Building a Quality Presentation
When you are preparing a talk, especially for the first time, you will undoubtedly have many questions about how best to prepare. Joseph A. Gallian published an article in Math Horizons, which contains advice on planning and polishing a math talk. According to Gallian, "The ability to do a PowerPoint presentation well is a valuable skill that many students will find useful in connection with their academic work and employment." The article can be found here.
MURACE at Georgia College
Students looking for resources while conducting undergraduate research at Georgia College should visit the MURACE (Mentored Undergraduate Research and Creative Endeavors) website located here. There you will find information about the GC Undergraduate Research Conference, the Corinthian, an events calendar, information about summer research stipends, as well as student travel grants.
The Joint Mathematics Meetings of the American Mathematical Society and the Mathematical Association of America will hold its next annual conference in Denver, CO on January 15 - 18, 2020. According to the AMS website, these meetings "are held annually for the purpose of advancing mathematical achievement, encouraging research, and to provide the communication necessary to progress in the field. These meetings serve to preserve, supplement, and utilize the results of the research of mathematicians throughout the world." Please see http://www.ams.org/meetings/national/national for more information.

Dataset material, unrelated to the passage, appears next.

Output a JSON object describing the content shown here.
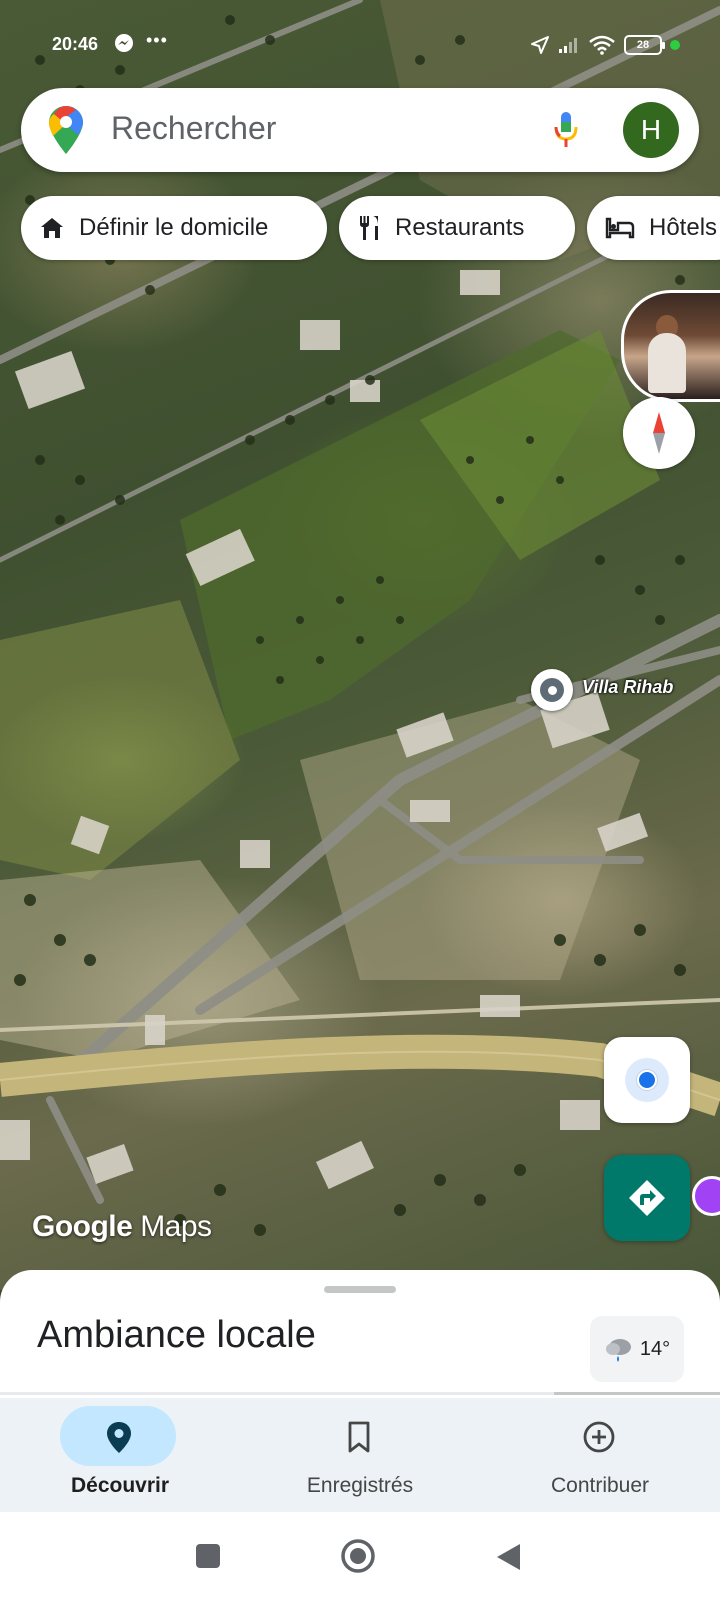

The Southeastern Section of the Mathematical Association of America will hold its annual spring meeting at High Point University on March 12 - 14, 2020. Please see http://www.maa.org/community/maa-sections/section-meetings for complete details.
The Mathematical Association of America will hold its annual MathFest in Cincinnati, OH on July 31 - August 3, 2019. Please see http://www.maa.org/meetings/mathfest for the latest updates.
Research Experiences for Undergraduates (REUs)
The National Science Foundation’s Research Experiences for Undergraduates (REU) program supports active research participation by undergraduate students in any of the areas of research funded by the NSF. REU projects involve students in meaningful ways in ongoing research programs or in research projects specifically designed for the REU program. An REU Site consists of a group of ten or so undergraduates who work in the research programs of the host institution. Each student is associated with a specific research project, where he/she works closely with the faculty and other researchers. Students are granted stipends and, in many cases, assistance with housing and travel. Undergraduate students supported with NSF funds must be citizens or permanent residents of the United States or its possessions. For a list of REU Sites in mathematics visit http://www.nsf.gov/crssprgm/reu/list_result.cfm?unitid=5044.
Application Deadline: February-March, depending on the site.